:: WORK INSTRUCTION ::
From the listing below, work out how many lines contain "JSON"; the answer is that number and nothing more.

:: MATERIAL SHOWN ::
☆ ☆ ☆ ☆ ☆ ☆ ☆
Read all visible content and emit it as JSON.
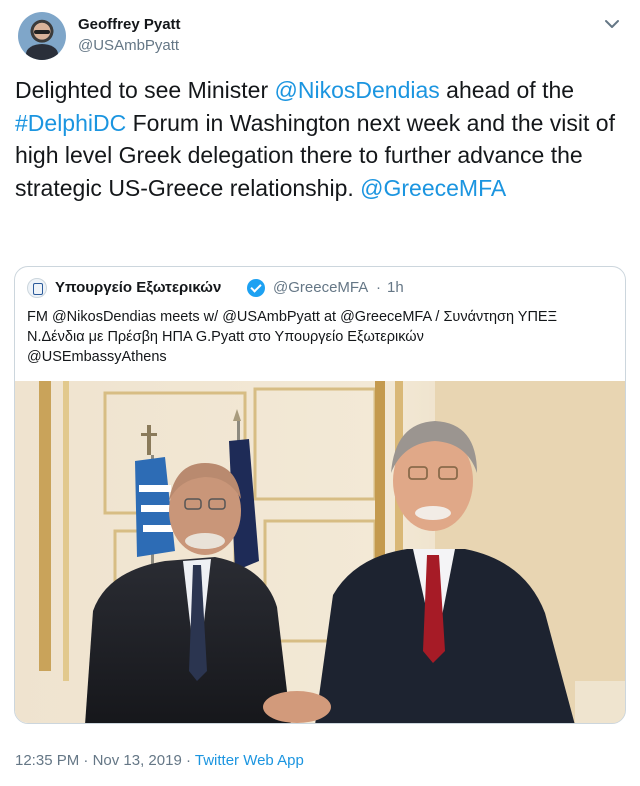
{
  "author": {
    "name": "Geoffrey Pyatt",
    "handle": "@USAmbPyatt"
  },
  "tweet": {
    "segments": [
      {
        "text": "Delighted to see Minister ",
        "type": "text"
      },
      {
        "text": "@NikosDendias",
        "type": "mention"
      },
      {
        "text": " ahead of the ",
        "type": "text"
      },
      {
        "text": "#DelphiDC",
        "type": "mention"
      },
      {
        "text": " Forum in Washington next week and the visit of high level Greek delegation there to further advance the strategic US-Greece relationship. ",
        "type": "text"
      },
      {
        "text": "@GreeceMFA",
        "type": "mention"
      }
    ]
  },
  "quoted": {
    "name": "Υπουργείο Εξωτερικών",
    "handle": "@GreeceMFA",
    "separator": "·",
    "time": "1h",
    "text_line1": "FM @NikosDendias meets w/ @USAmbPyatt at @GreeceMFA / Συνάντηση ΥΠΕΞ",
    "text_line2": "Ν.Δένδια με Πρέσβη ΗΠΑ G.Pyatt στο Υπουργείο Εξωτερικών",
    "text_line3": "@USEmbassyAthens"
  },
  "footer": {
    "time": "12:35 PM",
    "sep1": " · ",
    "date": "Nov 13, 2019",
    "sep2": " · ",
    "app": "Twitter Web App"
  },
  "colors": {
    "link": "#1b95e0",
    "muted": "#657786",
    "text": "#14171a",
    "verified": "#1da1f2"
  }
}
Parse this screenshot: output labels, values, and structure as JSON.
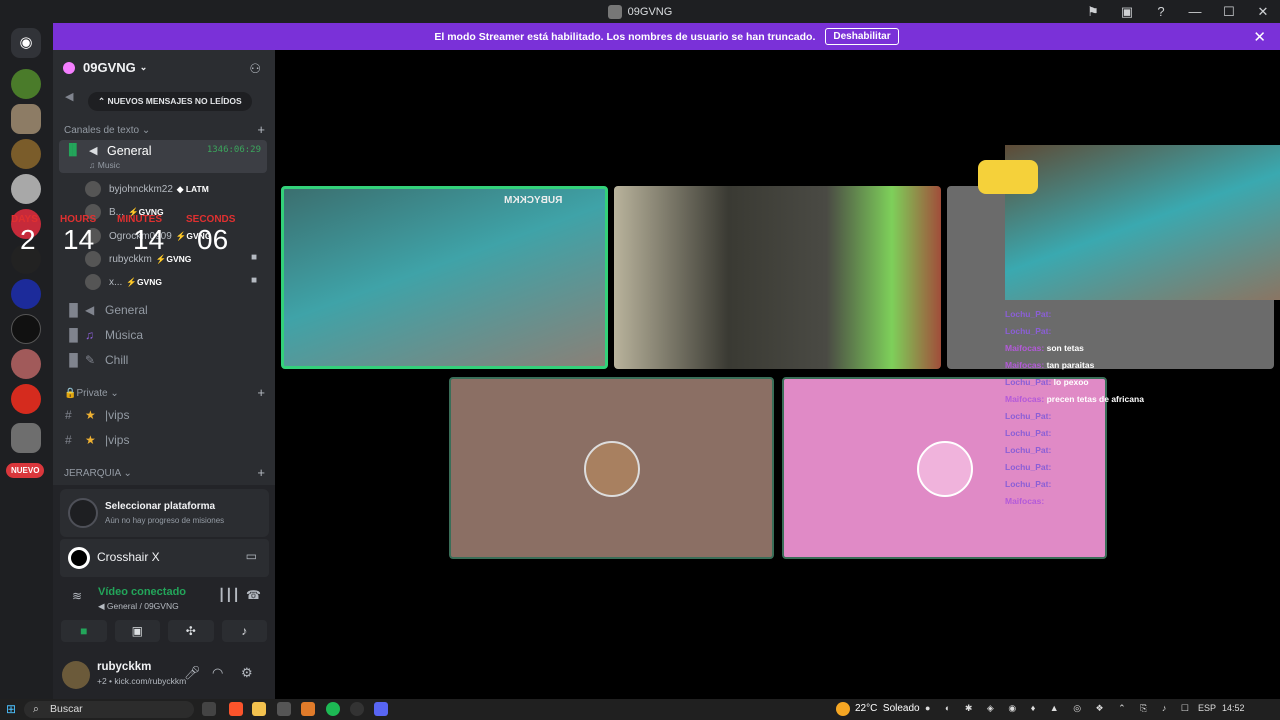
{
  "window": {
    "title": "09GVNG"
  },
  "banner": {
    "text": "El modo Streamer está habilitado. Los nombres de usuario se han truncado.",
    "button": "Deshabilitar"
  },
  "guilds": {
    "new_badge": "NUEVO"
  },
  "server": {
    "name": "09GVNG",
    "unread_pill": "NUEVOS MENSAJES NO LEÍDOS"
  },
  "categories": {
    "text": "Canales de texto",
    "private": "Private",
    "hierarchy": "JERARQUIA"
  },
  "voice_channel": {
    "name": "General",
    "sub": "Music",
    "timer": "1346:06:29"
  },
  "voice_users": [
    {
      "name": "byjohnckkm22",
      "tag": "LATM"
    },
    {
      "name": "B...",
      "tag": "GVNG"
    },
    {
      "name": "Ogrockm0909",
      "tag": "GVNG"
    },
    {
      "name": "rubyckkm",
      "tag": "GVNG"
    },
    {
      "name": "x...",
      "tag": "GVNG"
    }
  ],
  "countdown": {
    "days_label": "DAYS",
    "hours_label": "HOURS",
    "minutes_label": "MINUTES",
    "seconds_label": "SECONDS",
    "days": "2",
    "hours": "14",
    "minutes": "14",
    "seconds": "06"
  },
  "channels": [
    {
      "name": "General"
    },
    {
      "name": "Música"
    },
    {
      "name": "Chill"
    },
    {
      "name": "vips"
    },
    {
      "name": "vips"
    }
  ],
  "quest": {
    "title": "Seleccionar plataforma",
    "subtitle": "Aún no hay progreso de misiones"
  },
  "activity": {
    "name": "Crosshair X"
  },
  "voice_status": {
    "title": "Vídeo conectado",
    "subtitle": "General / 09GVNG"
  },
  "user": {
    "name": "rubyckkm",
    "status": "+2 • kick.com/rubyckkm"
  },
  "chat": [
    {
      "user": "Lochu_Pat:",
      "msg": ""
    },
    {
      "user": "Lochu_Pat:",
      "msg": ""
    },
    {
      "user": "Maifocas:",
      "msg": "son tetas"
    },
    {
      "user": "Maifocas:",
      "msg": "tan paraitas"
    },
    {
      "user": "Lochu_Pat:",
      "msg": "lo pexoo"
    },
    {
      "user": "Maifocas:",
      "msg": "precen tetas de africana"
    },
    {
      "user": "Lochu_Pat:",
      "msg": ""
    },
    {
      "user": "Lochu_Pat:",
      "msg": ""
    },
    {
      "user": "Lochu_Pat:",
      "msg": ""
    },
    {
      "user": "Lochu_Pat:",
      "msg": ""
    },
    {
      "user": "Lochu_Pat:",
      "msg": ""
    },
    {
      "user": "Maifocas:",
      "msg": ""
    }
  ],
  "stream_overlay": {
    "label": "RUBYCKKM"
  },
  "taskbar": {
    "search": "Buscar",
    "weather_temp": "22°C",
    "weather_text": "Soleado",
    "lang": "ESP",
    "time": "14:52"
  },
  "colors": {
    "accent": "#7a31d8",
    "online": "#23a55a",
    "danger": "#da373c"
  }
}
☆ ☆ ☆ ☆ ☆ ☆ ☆
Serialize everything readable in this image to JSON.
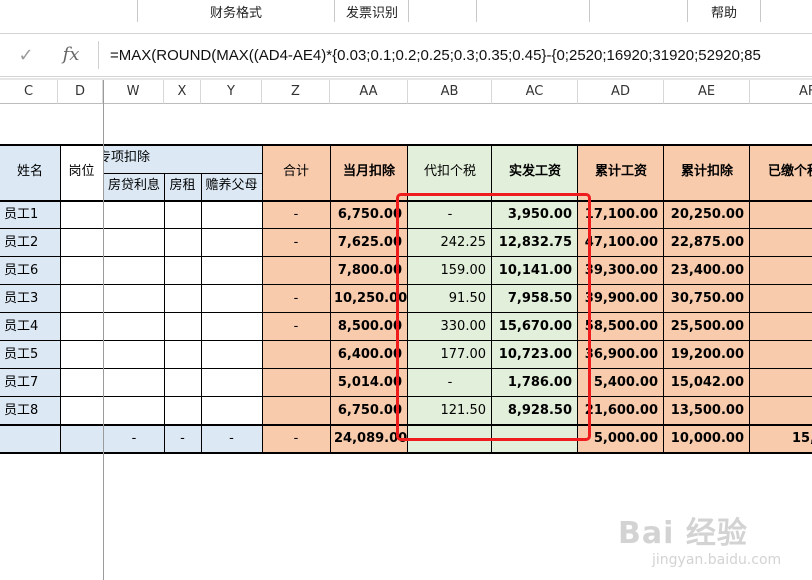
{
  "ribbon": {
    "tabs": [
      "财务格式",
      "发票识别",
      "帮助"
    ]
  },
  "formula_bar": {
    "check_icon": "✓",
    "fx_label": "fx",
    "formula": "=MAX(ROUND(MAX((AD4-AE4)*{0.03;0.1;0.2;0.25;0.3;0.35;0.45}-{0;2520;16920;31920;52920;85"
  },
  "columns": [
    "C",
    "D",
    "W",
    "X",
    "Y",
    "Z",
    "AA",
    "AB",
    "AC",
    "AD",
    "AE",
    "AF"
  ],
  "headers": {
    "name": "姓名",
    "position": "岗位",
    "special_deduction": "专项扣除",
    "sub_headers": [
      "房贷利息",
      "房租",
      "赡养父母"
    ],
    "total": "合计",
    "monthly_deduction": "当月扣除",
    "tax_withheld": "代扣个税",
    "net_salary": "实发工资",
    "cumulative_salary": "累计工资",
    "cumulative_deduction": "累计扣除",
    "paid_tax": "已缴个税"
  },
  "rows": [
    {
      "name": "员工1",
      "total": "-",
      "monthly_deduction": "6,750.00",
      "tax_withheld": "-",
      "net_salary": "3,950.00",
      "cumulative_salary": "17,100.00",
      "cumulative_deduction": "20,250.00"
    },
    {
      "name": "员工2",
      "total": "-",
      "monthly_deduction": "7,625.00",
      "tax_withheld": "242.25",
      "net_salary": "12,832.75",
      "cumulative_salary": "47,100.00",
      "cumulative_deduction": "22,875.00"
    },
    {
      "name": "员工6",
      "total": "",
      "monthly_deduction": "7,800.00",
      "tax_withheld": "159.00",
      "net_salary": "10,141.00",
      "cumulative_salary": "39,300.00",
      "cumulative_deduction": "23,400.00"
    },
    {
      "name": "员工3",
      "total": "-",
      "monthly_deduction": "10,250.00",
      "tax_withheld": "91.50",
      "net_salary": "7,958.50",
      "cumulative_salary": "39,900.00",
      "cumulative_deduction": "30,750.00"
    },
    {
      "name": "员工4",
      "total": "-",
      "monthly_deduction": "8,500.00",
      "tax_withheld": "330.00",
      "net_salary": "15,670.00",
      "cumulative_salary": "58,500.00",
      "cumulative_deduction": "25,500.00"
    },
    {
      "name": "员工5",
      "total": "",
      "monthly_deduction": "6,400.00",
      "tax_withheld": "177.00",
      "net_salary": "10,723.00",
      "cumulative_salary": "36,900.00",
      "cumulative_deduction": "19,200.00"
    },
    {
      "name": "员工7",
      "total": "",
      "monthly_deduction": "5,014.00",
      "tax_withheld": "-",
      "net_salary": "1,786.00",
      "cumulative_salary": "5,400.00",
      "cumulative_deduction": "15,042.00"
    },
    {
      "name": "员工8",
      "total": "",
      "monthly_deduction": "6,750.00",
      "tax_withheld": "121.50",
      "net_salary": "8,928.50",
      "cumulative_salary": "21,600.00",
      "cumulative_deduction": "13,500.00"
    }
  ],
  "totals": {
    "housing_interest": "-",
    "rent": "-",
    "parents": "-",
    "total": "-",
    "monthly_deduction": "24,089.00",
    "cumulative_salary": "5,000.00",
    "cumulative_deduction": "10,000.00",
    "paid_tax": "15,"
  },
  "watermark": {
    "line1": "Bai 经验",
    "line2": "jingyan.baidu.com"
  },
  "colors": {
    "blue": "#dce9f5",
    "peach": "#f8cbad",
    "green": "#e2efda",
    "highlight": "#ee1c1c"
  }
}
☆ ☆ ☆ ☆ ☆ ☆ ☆
:: RESPONSE TO THE TASK ::
3